(Data records for software interfaces)
.....
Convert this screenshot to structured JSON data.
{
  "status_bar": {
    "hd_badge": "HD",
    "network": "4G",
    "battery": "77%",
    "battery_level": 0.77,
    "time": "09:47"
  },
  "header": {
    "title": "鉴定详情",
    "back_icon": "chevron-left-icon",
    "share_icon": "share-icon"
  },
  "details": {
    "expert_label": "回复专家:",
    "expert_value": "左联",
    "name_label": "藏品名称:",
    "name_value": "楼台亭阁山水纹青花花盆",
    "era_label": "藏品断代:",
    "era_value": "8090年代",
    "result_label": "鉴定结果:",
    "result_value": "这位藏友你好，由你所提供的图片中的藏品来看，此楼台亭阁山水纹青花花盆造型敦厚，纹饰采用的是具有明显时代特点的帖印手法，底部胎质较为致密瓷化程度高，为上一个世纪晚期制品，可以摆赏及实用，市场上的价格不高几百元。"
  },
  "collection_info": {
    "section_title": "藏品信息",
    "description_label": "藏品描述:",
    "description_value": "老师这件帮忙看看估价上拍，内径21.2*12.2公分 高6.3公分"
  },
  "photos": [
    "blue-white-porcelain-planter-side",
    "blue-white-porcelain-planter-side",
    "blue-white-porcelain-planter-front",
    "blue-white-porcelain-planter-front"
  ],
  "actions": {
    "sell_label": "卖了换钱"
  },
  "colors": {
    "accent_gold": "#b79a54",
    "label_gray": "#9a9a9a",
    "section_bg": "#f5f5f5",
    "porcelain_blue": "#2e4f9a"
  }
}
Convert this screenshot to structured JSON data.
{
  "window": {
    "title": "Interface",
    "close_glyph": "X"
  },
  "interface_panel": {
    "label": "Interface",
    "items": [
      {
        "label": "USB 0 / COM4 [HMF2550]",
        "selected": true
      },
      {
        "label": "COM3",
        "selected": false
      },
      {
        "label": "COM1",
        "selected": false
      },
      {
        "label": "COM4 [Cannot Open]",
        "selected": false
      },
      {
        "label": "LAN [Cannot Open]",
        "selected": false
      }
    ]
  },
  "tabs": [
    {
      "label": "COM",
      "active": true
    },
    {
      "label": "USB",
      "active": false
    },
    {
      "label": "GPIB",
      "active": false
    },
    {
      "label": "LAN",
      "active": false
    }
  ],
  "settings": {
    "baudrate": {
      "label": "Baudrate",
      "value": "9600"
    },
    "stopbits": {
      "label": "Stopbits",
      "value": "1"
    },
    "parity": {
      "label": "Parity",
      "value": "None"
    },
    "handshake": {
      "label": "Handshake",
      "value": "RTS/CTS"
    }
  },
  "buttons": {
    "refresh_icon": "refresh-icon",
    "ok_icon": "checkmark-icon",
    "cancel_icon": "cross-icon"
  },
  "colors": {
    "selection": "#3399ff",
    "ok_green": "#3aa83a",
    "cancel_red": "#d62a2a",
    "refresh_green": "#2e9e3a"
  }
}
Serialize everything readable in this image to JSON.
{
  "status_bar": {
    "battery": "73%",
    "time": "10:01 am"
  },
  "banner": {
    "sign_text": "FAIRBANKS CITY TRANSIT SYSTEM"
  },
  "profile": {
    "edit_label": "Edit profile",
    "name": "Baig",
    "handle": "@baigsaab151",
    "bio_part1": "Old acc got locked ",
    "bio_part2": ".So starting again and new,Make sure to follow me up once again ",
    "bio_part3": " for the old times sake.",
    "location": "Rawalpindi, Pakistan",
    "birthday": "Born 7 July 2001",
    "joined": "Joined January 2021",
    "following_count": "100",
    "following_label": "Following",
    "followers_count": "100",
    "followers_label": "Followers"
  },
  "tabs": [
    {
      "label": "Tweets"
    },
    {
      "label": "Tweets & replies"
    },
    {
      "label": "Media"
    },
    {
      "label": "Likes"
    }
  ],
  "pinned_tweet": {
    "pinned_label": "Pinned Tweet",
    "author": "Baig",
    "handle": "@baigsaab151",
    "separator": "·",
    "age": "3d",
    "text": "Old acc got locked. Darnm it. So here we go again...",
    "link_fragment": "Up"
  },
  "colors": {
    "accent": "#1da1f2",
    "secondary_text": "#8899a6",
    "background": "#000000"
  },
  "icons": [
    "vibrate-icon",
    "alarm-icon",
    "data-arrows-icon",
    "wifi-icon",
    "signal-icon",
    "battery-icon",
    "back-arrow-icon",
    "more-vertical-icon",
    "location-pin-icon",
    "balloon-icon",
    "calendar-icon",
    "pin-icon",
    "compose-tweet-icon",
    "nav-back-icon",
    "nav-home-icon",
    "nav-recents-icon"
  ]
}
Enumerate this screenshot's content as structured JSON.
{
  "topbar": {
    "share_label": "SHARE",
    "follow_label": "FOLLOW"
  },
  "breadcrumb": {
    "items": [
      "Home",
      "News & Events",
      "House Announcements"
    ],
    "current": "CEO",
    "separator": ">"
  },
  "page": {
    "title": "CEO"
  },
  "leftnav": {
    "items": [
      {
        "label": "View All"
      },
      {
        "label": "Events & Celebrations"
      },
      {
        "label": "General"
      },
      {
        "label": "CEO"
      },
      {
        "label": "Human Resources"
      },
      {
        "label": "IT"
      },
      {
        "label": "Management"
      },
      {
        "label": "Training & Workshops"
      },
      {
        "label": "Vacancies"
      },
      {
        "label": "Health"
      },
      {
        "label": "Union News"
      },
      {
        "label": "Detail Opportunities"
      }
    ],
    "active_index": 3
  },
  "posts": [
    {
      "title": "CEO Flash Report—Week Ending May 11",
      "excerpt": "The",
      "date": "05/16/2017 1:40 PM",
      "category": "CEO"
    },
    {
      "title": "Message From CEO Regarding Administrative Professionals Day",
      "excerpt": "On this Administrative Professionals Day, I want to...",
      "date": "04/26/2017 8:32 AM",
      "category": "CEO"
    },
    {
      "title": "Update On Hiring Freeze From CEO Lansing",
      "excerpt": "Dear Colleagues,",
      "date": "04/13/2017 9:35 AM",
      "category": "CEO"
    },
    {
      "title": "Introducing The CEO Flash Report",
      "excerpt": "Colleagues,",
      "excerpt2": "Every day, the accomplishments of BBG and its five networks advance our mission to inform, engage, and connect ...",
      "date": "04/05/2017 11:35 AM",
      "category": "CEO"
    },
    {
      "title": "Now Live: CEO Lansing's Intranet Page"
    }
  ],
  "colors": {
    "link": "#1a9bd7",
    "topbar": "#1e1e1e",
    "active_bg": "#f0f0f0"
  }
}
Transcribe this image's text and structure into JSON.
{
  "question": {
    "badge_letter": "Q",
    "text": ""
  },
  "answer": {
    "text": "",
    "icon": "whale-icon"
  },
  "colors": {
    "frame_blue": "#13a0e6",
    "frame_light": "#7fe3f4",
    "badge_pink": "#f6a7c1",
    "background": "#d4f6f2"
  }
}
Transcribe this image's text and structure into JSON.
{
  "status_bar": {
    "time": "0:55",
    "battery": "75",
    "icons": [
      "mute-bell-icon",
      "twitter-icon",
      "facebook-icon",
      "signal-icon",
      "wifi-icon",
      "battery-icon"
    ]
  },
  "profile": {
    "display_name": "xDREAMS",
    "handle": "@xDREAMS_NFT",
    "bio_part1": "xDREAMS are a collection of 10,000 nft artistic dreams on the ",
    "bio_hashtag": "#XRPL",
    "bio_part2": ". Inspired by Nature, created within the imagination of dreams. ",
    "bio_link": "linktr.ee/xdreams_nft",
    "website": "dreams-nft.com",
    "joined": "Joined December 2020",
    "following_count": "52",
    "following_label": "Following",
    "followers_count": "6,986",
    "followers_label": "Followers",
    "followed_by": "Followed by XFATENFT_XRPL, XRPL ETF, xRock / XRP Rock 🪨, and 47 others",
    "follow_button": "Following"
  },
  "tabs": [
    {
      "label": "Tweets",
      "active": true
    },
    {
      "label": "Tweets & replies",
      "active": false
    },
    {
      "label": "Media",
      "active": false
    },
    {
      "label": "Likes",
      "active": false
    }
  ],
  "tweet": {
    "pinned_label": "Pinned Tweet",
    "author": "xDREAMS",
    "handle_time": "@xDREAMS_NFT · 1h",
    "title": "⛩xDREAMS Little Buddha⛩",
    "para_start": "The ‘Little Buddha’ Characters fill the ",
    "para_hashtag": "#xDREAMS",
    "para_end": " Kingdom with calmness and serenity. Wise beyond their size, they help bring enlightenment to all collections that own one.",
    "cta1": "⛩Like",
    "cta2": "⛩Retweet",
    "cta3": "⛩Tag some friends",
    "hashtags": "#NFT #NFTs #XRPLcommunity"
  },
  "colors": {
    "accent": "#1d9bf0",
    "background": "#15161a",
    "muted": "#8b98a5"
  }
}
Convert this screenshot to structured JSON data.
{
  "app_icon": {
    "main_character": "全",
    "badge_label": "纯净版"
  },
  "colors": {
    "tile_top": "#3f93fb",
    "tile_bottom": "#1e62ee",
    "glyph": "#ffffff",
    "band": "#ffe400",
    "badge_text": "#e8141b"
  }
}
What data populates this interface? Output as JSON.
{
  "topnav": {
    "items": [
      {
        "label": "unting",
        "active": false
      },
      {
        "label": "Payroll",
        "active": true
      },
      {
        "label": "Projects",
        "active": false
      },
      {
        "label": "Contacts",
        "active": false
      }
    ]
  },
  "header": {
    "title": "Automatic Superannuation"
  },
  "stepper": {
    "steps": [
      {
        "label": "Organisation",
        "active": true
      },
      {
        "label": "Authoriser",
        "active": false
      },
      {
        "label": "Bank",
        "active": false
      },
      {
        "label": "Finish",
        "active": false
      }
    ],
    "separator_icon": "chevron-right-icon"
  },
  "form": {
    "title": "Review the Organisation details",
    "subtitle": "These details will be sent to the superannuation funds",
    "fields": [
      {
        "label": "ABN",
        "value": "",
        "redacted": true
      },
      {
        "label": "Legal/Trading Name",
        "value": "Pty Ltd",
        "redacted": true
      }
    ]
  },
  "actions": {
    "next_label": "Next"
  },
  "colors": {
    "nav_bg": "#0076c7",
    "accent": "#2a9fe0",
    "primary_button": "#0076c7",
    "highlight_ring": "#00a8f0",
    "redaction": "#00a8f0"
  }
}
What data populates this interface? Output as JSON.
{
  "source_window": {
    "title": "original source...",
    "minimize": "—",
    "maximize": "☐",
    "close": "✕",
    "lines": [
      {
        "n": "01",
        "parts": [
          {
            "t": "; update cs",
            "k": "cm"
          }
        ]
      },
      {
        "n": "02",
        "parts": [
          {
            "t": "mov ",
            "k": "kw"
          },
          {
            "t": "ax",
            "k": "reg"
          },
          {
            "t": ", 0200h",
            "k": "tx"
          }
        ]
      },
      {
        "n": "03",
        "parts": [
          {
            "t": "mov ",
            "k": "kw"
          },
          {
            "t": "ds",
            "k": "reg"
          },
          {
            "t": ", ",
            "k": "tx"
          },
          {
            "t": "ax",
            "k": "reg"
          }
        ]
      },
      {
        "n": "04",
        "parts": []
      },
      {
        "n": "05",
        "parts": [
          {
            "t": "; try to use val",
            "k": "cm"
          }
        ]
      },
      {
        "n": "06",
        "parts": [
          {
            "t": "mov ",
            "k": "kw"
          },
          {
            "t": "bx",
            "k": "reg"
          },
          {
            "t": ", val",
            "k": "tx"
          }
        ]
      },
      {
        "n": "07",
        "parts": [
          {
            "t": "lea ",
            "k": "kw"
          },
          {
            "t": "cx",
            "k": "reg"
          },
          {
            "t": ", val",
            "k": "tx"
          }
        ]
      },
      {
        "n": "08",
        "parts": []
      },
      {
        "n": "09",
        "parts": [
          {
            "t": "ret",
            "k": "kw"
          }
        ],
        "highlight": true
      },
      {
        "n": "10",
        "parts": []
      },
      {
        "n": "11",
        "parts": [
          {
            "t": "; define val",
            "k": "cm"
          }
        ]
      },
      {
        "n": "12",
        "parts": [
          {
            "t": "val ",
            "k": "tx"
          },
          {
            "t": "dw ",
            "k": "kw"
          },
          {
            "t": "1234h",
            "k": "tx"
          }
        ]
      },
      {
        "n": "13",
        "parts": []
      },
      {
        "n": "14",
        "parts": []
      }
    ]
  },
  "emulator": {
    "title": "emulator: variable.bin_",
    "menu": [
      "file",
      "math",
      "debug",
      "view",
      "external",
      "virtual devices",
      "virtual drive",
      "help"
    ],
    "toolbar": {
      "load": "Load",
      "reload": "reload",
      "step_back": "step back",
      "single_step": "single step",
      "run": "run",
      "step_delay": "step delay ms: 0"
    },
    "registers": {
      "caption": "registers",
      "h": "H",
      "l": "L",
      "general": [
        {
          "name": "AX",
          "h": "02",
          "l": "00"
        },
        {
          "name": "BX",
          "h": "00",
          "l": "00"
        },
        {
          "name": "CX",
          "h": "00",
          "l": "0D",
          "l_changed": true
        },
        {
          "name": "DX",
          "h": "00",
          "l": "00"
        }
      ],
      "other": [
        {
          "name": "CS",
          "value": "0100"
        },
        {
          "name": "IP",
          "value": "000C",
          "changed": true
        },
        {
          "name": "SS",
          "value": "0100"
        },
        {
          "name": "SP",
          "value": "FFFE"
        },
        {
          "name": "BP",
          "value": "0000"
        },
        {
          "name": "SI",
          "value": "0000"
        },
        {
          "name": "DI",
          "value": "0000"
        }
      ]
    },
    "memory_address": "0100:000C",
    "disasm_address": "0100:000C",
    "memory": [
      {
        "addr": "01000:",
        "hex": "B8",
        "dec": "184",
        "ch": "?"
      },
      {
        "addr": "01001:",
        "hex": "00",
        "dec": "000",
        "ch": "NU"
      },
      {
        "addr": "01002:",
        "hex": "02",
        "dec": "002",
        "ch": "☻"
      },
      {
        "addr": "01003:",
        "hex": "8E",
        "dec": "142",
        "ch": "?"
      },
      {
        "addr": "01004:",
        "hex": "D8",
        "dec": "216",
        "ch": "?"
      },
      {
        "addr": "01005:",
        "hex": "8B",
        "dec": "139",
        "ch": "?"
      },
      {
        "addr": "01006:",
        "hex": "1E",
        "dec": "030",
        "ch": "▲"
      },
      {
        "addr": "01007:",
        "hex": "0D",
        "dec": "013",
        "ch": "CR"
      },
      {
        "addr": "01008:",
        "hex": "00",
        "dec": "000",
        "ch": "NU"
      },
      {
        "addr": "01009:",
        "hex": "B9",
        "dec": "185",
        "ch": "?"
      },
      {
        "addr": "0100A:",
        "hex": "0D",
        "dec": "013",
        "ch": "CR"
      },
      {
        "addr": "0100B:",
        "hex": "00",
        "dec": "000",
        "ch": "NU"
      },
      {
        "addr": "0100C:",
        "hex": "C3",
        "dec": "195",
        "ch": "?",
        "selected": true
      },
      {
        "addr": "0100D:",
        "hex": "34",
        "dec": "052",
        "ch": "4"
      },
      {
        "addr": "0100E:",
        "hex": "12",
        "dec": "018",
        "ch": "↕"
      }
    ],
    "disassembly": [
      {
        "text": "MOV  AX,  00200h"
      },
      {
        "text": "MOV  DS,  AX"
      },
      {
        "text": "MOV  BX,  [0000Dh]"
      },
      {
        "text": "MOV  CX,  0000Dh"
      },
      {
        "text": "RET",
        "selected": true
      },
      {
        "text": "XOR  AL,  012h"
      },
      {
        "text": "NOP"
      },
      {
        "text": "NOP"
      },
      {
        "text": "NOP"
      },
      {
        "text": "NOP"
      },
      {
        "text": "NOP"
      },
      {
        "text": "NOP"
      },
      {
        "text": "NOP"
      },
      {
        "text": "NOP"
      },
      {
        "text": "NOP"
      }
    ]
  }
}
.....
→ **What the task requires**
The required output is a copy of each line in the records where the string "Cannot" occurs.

→ **Solution to the exercise**
        "label": "COM4 [Cannot Open]",
        "label": "LAN [Cannot Open]",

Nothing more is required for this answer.